Short story by Genevieve Scott (2011)
The short story ”Ernie Breaks” by Genevieve Scott is about ten year old Cara, who lives with her mother and her older brother, Jed. The main themes in the short story are responsibility and expectations. It can be elaborated to what you have to do, so you can live up to challenges you are approaching, and to succeed something that you are contemplate responsible for. Sometimes you cannot determine the expectations people have for you, or the responsibility is just too big for your shoulders. Another perspective is other people can also set question marks about the expectations they have for you, or sometimes your effort is just not enough to fulfill other people’s expectations. Shortly to sum up the themes, the story reflects a regular problem concerning too high expectations and responsibility for young people.
At the end of every school semester their mother always buys them a passing present. The two siblings want a puppy, but their mother says it requires too much time. Instead, they got a turtle to share. The turtle is named Ernie.
The theme and the central ideas are mostly told through the narrator, Cara. She is a young and precarious girl who lives with her mother and brother. She is not very intelligent, for example line 85-87 “I don’t understand why we have to learn about broken numbers. If something is broken, it’s wrecked and useless anyway. If it’s not your fault that it’s broken, you usually don’t need to care about it” This quote can be referred to the whole story, especially the last sentence when she kills the turtle. The expectations and responsibility for Cara is visible, because she is meant to take care of Ernie, but accidentally kills him by dropping him on the floor. Even though she kills him, Cara did not say a word to her mother, therefore the mother believes she has accomplished her responsibility for Ernie. It is easier for Cara to not tell the truth then admitting she failed her mother’s expectations. In addition to the quote’s last sentence, she says herself that if it’s not your fault that it’s broken, you usually don’t need to care about it. In this case, it is her fault that “it’s” broken, consequently she should take care of it. She contradicts her self by not telling the truth.
Cara’s relationship to her brother is like every other sibling relationship. They are not nice to each other, but at the end of the day, they have each other’s back. Jed is the one who get to keep Ernie in his room, but they shared playing with him fifty-fifty. Since they both are allowed to play with him, the responsibility is also equally shared. In the text Jed acts tough in front of his friend, Toby by ignoring his little sister. For instance in the text line 116-120 “I look at Ernie’s tiny, twitching legs and I feel like I’m going to be sick. “Don’t do it, Jed!” I say, “You’ll hurt him” Jed looks up at me, hair hanging over his eyes. “Private property” He says. “You’re being mean,” I say.
“Don’t be so gay” Toby says. “Turtles don’t feel anything. They have shells” This quote shows that she wants to get his attention, and feels sad because he does not listen to her.
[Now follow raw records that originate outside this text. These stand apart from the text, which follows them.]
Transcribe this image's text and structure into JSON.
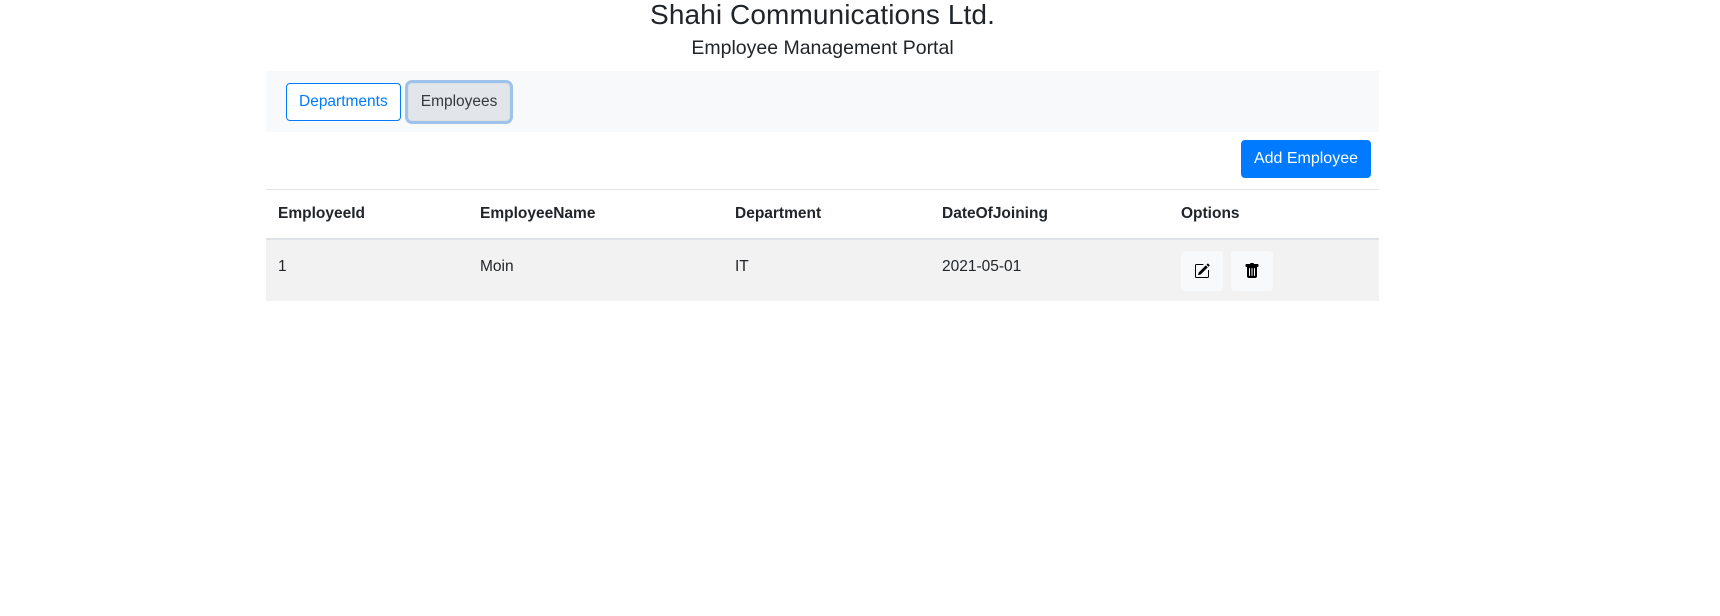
{
  "header": {
    "title": "Shahi Communications Ltd.",
    "subtitle": "Employee Management Portal"
  },
  "nav": {
    "items": [
      {
        "label": "Departments",
        "active": false
      },
      {
        "label": "Employees",
        "active": true
      }
    ]
  },
  "toolbar": {
    "add_label": "Add Employee"
  },
  "table": {
    "columns": [
      "EmployeeId",
      "EmployeeName",
      "Department",
      "DateOfJoining",
      "Options"
    ],
    "rows": [
      {
        "EmployeeId": "1",
        "EmployeeName": "Moin",
        "Department": "IT",
        "DateOfJoining": "2021-05-01"
      }
    ]
  },
  "icons": {
    "edit": "pencil-square-icon",
    "delete": "trash-icon"
  },
  "colors": {
    "primary": "#007bff",
    "navbar_bg": "#f8f9fa",
    "row_bg": "#f2f2f2",
    "text": "#212529"
  }
}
A typical older brother, who tries to be cool and act tough in front of his friends. Jed also fails the expectations his mother have for him because he played with Ernie’s little life in a short string.
The symbols in the text are clearly more or less. Firstly, the turtle symbolizes responsibility the two siblings need to take care of. The mother trusts them by giving them a pet, so they can share about the responsibility, but unfortunately ruins it. They do not tell her anything that has been going on while the mother is away. This shows the lack of responsibility of Cara and Jed. Another symbol can be Quit4Life, an organization that helps people stop smoking. Their mother is attending to their “get together”, but secretly she still smokes. That means she is lying to Quit4Life and the same is her children, when Ernie dies. That cannot be a coincidence. It is all about social heritage. The way their mother is in the society will eventually reflect on her children. She is their everyday role model. They look up to her, and since she is lying to other people, why shouldn’t the children lie.